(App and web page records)

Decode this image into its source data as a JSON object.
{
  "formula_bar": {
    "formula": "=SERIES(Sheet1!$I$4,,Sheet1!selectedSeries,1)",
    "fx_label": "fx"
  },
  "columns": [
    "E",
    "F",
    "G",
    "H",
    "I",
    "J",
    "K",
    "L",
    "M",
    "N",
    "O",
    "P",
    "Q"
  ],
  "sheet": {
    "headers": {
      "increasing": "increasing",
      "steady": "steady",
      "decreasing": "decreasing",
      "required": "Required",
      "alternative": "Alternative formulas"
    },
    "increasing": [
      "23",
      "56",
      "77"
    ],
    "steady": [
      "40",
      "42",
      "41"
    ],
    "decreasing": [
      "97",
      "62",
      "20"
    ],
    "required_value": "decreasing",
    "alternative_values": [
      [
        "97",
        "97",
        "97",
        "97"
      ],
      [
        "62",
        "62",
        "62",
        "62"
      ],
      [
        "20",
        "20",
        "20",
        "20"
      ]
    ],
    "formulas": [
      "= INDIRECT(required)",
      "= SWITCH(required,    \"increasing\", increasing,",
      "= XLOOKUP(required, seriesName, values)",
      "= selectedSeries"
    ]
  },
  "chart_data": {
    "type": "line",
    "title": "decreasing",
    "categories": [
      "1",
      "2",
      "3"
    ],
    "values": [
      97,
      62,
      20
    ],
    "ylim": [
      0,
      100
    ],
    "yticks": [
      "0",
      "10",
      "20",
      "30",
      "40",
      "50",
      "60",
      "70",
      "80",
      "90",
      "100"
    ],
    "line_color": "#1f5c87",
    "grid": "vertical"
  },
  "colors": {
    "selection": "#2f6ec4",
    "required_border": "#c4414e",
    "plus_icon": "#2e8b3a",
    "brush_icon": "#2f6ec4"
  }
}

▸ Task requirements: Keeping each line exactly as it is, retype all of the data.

▸ Expected answer:
Decode this image into its source data as a JSON object.
{
  "formula_bar": {
    "formula": "=SERIES(Sheet1!$I$4,,Sheet1!selectedSeries,1)",
    "fx_label": "fx"
  },
  "columns": [
    "E",
    "F",
    "G",
    "H",
    "I",
    "J",
    "K",
    "L",
    "M",
    "N",
    "O",
    "P",
    "Q"
  ],
  "sheet": {
    "headers": {
      "increasing": "increasing",
      "steady": "steady",
      "decreasing": "decreasing",
      "required": "Required",
      "alternative": "Alternative formulas"
    },
    "increasing": [
      "23",
      "56",
      "77"
    ],
    "steady": [
      "40",
      "42",
      "41"
    ],
    "decreasing": [
      "97",
      "62",
      "20"
    ],
    "required_value": "decreasing",
    "alternative_values": [
      [
        "97",
        "97",
        "97",
        "97"
      ],
      [
        "62",
        "62",
        "62",
        "62"
      ],
      [
        "20",
        "20",
        "20",
        "20"
      ]
    ],
    "formulas": [
      "= INDIRECT(required)",
      "= SWITCH(required,    \"increasing\", increasing,",
      "= XLOOKUP(required, seriesName, values)",
      "= selectedSeries"
    ]
  },
  "chart_data": {
    "type": "line",
    "title": "decreasing",
    "categories": [
      "1",
      "2",
      "3"
    ],
    "values": [
      97,
      62,
      20
    ],
    "ylim": [
      0,
      100
    ],
    "yticks": [
      "0",
      "10",
      "20",
      "30",
      "40",
      "50",
      "60",
      "70",
      "80",
      "90",
      "100"
    ],
    "line_color": "#1f5c87",
    "grid": "vertical"
  },
  "colors": {
    "selection": "#2f6ec4",
    "required_border": "#c4414e",
    "plus_icon": "#2e8b3a",
    "brush_icon": "#2f6ec4"
  }
}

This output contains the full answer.